There are some who have clear (yet often differing) opinions and definitions of the differences between stock and broth. The differences can encompass distinct variables such as whether you use the bones/carcass from already-cooked meat or whether you start from raw meat, for example. The Cooking Geek offers some insight into the differences between stock and broth. Call it what you'd like, but making your own at home is simple, economical and darn tasty!
I recommend not salting your stock during the cooking process since you never usually know what you'll be using it for in the future. Salt later when utilizing the stock in a recipe. If you do choose to salt the stock, do so sparingly. Also, unless you have whole peppercorns on hand, I do not recommend adding ground black pepper during the cooking process. Doing so can discolor your liquid. Add later.
If I make or buy a whole rotisserie/roasted chicken, I throw what remains of the carcass into the freezer in a zip-top plastic bag for making stock at a later time.
1 chicken carcass or 1 1/2 - 2 pounds of raw chicken pieces (bone-in and skin-on works best)
1 - 2 large onions, cut into chunks (mine were red)
4 carrots, cut into chunks
4 ribs celery, cut into chunks
2 - 3 garlic cloves, peeled and smashed a bit
2 dried or fresh bay leaves
4 - 5 thyme sprigs with stems
4 - 5 parsley sprigs with stems
10 black peppercorns (optional)
11 - 12 cups cold water
Place chicken in the middle of the slow cooker insert. Arrange vegetables around the chicken. Scatter the herbs around the veggies. (I used dried bay leaves, fresh parsley and some thyme sprigs that were about halfway through their drying process - I often dry my fresh herbs if I have some leftover after using them fresh in a recipe or two.)
Cover with cold water.
Cook on high for 10 - 12 hours.

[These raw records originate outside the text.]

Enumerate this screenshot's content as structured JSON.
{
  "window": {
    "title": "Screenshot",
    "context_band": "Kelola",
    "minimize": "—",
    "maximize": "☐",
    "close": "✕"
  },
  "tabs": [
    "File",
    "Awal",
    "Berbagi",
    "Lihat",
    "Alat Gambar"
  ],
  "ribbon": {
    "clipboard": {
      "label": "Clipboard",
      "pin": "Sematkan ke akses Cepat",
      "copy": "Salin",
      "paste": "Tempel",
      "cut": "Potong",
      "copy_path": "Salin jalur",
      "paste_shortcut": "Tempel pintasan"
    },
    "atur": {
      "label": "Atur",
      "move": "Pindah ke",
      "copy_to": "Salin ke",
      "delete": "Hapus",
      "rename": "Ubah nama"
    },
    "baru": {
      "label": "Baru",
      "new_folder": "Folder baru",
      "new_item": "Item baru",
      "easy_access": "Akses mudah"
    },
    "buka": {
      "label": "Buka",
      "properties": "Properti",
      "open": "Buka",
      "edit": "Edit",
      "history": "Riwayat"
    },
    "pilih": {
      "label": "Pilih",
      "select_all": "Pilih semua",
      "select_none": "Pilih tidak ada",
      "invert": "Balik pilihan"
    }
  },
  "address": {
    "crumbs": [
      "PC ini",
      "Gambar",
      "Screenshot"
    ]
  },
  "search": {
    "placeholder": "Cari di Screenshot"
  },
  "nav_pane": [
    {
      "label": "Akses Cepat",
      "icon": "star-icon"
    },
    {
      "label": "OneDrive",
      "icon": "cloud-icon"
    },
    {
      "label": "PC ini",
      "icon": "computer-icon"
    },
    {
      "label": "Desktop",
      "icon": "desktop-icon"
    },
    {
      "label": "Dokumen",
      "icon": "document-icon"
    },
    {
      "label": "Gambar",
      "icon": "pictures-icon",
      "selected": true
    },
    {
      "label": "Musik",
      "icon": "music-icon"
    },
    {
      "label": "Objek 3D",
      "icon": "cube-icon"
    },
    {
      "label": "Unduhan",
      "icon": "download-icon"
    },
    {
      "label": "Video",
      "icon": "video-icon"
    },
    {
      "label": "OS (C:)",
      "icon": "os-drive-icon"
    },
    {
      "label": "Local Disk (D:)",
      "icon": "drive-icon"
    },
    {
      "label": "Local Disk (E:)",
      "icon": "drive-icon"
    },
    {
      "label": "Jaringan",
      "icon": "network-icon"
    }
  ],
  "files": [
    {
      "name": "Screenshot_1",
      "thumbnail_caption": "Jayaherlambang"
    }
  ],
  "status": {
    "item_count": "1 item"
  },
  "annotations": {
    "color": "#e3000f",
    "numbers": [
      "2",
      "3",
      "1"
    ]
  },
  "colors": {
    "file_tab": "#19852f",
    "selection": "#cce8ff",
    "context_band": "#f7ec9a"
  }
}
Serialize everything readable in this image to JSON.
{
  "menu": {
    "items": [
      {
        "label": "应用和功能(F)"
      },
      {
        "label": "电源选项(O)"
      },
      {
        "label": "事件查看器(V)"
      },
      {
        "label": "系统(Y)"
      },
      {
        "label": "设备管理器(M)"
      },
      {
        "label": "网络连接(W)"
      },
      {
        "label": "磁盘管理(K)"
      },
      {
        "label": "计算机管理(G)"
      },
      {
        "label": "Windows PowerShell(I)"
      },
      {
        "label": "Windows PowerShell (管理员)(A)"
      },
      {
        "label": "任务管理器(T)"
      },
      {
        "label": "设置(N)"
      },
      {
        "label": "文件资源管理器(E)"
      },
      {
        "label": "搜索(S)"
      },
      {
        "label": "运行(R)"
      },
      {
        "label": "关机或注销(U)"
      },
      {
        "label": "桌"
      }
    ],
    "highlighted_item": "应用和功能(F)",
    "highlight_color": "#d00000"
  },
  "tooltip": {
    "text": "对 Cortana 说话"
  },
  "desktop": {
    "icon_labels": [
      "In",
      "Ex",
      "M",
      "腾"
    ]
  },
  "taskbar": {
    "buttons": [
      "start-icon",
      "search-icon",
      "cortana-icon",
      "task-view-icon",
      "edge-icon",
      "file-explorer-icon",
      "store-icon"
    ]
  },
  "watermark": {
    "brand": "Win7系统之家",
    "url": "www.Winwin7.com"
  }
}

HERE'S MY METHOD: I use a large, slotted spoon to scoop out all of the pieces of meat and veggies. Then, I line my colander (set over a large bowl to catch the stock) with a coffee filter so that I can catch all of the little bits and "floaties" ... this will result in a more-clear liquid. Also, the filter will "trap" a good deal of the grease and fat present in the liquid. Slowly ladle stock into the coffee filter-lined colander ... waiting for each ladle's worth to drain through before proceeding to the next ladle of liquid. I do change out to a new coffee filter once or twice during the process ... it gets clogged up with some of the fat/grease in the stock. Move a spoon back and forth in the stock as the liquid drains through. Also, know that this will take about 10 minutes to strain all of the stock through. But, it's totally worth doing this step.
See ... this is what you'll "trap" and prevent from going through the colander by using a coffee filter. Yuck!
And, here's what you'll be left with ... liquid gold!
Transfer stock to plastic storage containers. Use canning jars only if you are planning to use stock within a few days and will be storing in the fridge.
Store in refrigerator for up to three days or in the freezer for up to three months.
NOTE: You can easily swap out the chicken for turkey or beef bones/trimmings. Also, if you'd like your stock a little deeper in flavor, you can fortify it with a couple of bouillon cubes or chicken/beef base.